# Material provided
===
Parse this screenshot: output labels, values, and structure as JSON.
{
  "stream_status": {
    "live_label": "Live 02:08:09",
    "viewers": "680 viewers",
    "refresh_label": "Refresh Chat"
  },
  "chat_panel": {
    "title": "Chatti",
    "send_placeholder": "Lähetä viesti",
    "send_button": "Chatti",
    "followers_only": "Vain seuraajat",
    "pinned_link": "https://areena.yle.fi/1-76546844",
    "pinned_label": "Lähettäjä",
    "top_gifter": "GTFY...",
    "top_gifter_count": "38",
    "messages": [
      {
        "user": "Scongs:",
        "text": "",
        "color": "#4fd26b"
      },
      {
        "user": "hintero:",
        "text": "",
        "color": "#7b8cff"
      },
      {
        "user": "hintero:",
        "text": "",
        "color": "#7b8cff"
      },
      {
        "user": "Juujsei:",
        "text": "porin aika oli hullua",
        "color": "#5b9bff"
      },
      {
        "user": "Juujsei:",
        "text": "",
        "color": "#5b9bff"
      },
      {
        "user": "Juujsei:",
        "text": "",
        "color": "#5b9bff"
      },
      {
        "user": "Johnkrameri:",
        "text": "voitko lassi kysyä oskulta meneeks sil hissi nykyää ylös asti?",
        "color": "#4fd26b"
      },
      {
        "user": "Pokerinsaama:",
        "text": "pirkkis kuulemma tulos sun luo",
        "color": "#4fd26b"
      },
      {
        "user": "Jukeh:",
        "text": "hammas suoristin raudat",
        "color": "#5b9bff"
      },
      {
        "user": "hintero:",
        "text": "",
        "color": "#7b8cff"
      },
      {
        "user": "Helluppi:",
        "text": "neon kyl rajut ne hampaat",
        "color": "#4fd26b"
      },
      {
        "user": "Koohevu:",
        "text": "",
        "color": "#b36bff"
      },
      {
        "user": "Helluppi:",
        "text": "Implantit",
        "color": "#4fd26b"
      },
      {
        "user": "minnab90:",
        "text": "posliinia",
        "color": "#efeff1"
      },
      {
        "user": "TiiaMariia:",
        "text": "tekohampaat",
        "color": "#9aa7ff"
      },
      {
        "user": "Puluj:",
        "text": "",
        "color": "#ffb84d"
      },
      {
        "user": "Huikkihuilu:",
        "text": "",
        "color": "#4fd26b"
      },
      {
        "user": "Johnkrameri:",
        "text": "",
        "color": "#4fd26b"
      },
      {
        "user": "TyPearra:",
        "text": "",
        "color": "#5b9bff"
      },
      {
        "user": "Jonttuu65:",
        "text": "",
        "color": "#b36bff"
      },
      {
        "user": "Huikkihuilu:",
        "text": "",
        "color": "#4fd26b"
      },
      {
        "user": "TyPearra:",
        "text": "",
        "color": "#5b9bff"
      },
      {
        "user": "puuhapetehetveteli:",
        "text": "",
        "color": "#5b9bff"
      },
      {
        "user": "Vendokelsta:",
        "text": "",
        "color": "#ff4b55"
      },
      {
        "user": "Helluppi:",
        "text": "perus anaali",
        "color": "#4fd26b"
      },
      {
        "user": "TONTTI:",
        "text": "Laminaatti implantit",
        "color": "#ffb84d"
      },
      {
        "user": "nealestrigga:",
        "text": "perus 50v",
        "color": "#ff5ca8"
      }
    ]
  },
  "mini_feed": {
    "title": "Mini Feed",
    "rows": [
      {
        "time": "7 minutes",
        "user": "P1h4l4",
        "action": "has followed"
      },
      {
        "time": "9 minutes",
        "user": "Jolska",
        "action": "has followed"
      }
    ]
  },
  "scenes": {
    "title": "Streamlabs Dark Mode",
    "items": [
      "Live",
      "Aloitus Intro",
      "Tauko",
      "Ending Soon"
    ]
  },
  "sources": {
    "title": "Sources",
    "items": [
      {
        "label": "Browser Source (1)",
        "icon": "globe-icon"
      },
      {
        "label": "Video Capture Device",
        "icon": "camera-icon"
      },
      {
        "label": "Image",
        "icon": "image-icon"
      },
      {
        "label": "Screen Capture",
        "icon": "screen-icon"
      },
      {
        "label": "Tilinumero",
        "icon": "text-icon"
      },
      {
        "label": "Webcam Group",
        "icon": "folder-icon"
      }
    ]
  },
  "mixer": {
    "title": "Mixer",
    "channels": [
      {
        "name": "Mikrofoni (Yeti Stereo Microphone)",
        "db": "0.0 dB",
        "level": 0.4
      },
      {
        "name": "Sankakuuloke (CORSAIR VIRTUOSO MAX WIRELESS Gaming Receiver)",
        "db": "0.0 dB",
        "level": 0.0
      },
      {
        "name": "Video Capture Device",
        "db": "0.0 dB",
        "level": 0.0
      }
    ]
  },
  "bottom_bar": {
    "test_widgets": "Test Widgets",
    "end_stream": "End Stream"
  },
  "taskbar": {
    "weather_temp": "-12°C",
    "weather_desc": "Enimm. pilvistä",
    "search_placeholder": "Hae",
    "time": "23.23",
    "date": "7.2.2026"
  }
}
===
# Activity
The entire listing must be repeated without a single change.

# Solution
Parse this screenshot: output labels, values, and structure as JSON.
{
  "stream_status": {
    "live_label": "Live 02:08:09",
    "viewers": "680 viewers",
    "refresh_label": "Refresh Chat"
  },
  "chat_panel": {
    "title": "Chatti",
    "send_placeholder": "Lähetä viesti",
    "send_button": "Chatti",
    "followers_only": "Vain seuraajat",
    "pinned_link": "https://areena.yle.fi/1-76546844",
    "pinned_label": "Lähettäjä",
    "top_gifter": "GTFY...",
    "top_gifter_count": "38",
    "messages": [
      {
        "user": "Scongs:",
        "text": "",
        "color": "#4fd26b"
      },
      {
        "user": "hintero:",
        "text": "",
        "color": "#7b8cff"
      },
      {
        "user": "hintero:",
        "text": "",
        "color": "#7b8cff"
      },
      {
        "user": "Juujsei:",
        "text": "porin aika oli hullua",
        "color": "#5b9bff"
      },
      {
        "user": "Juujsei:",
        "text": "",
        "color": "#5b9bff"
      },
      {
        "user": "Juujsei:",
        "text": "",
        "color": "#5b9bff"
      },
      {
        "user": "Johnkrameri:",
        "text": "voitko lassi kysyä oskulta meneeks sil hissi nykyää ylös asti?",
        "color": "#4fd26b"
      },
      {
        "user": "Pokerinsaama:",
        "text": "pirkkis kuulemma tulos sun luo",
        "color": "#4fd26b"
      },
      {
        "user": "Jukeh:",
        "text": "hammas suoristin raudat",
        "color": "#5b9bff"
      },
      {
        "user": "hintero:",
        "text": "",
        "color": "#7b8cff"
      },
      {
        "user": "Helluppi:",
        "text": "neon kyl rajut ne hampaat",
        "color": "#4fd26b"
      },
      {
        "user": "Koohevu:",
        "text": "",
        "color": "#b36bff"
      },
      {
        "user": "Helluppi:",
        "text": "Implantit",
        "color": "#4fd26b"
      },
      {
        "user": "minnab90:",
        "text": "posliinia",
        "color": "#efeff1"
      },
      {
        "user": "TiiaMariia:",
        "text": "tekohampaat",
        "color": "#9aa7ff"
      },
      {
        "user": "Puluj:",
        "text": "",
        "color": "#ffb84d"
      },
      {
        "user": "Huikkihuilu:",
        "text": "",
        "color": "#4fd26b"
      },
      {
        "user": "Johnkrameri:",
        "text": "",
        "color": "#4fd26b"
      },
      {
        "user": "TyPearra:",
        "text": "",
        "color": "#5b9bff"
      },
      {
        "user": "Jonttuu65:",
        "text": "",
        "color": "#b36bff"
      },
      {
        "user": "Huikkihuilu:",
        "text": "",
        "color": "#4fd26b"
      },
      {
        "user": "TyPearra:",
        "text": "",
        "color": "#5b9bff"
      },
      {
        "user": "puuhapetehetveteli:",
        "text": "",
        "color": "#5b9bff"
      },
      {
        "user": "Vendokelsta:",
        "text": "",
        "color": "#ff4b55"
      },
      {
        "user": "Helluppi:",
        "text": "perus anaali",
        "color": "#4fd26b"
      },
      {
        "user": "TONTTI:",
        "text": "Laminaatti implantit",
        "color": "#ffb84d"
      },
      {
        "user": "nealestrigga:",
        "text": "perus 50v",
        "color": "#ff5ca8"
      }
    ]
  },
  "mini_feed": {
    "title": "Mini Feed",
    "rows": [
      {
        "time": "7 minutes",
        "user": "P1h4l4",
        "action": "has followed"
      },
      {
        "time": "9 minutes",
        "user": "Jolska",
        "action": "has followed"
      }
    ]
  },
  "scenes": {
    "title": "Streamlabs Dark Mode",
    "items": [
      "Live",
      "Aloitus Intro",
      "Tauko",
      "Ending Soon"
    ]
  },
  "sources": {
    "title": "Sources",
    "items": [
      {
        "label": "Browser Source (1)",
        "icon": "globe-icon"
      },
      {
        "label": "Video Capture Device",
        "icon": "camera-icon"
      },
      {
        "label": "Image",
        "icon": "image-icon"
      },
      {
        "label": "Screen Capture",
        "icon": "screen-icon"
      },
      {
        "label": "Tilinumero",
        "icon": "text-icon"
      },
      {
        "label": "Webcam Group",
        "icon": "folder-icon"
      }
    ]
  },
  "mixer": {
    "title": "Mixer",
    "channels": [
      {
        "name": "Mikrofoni (Yeti Stereo Microphone)",
        "db": "0.0 dB",
        "level": 0.4
      },
      {
        "name": "Sankakuuloke (CORSAIR VIRTUOSO MAX WIRELESS Gaming Receiver)",
        "db": "0.0 dB",
        "level": 0.0
      },
      {
        "name": "Video Capture Device",
        "db": "0.0 dB",
        "level": 0.0
      }
    ]
  },
  "bottom_bar": {
    "test_widgets": "Test Widgets",
    "end_stream": "End Stream"
  },
  "taskbar": {
    "weather_temp": "-12°C",
    "weather_desc": "Enimm. pilvistä",
    "search_placeholder": "Hae",
    "time": "23.23",
    "date": "7.2.2026"
  }
}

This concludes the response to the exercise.